TC remote sensing is currently at a peak in three regards: 1) the geostationary constellation is relatively mature and stable with more than five satellites spaced around the globe and operated by multiple countries/organizations with data freely shared, 2) we now have the highest number of passive microwave imagers available due to the wealth of research and operational DMSP satellites still functioning well past their prime, and 3) microwave sounders from numerous platforms are enabling the TC warm core measurements needed to ascertain intensity estimates. In addition, we have three functioning scatterometers (QuikSCAT, ASCAT and partial ERS-2) as well as the TRMM precipitation radar, the CloudSat cloud radar and Calypso that provide their own unique capabilities.
The future of TC remote sensing has multiple threads:

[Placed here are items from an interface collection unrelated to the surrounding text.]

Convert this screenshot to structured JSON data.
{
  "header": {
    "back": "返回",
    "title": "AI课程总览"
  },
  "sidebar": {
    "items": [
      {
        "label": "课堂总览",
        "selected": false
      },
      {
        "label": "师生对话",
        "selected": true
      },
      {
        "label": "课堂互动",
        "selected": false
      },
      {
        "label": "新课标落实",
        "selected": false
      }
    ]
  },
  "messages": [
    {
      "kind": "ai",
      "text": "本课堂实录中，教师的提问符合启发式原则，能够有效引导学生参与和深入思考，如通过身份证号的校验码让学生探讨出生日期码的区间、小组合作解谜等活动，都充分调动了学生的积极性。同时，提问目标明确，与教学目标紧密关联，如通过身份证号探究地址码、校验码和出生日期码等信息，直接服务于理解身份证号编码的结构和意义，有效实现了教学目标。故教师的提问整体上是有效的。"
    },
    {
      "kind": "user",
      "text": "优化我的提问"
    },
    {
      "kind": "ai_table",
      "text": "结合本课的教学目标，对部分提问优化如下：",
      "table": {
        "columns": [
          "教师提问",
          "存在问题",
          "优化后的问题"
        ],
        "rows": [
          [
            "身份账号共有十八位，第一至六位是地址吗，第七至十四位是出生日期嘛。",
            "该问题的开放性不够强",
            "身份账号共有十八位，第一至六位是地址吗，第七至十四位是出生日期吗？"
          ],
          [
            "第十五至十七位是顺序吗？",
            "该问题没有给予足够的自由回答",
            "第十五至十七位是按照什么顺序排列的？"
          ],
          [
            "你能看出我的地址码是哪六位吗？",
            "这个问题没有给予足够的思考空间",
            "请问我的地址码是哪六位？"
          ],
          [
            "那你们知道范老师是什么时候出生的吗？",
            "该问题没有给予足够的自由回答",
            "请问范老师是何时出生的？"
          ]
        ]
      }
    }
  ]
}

1) the geostationary community will see a rapid increase in new satellites/sensors over the Indian Ocean and western pacific and when GOES-R come online, enhanced temporal, spatial and spectral characteristics will lead to improved products,
2) the next few years will likely see a rapid decline in the temporal sampling from microwave imagers as research and operational sensors fail due to age, and
3) NPOESS launch delays may increase temporal sampling data gaps needed to monitor TCs.
Fortunately, multiple discussions highlighting new opportunities that would significantly advance TC monitoring capabilities are in progress: XOVWM, HIRAD, GeoSTAR, NIS, and will be discussed in following presentations.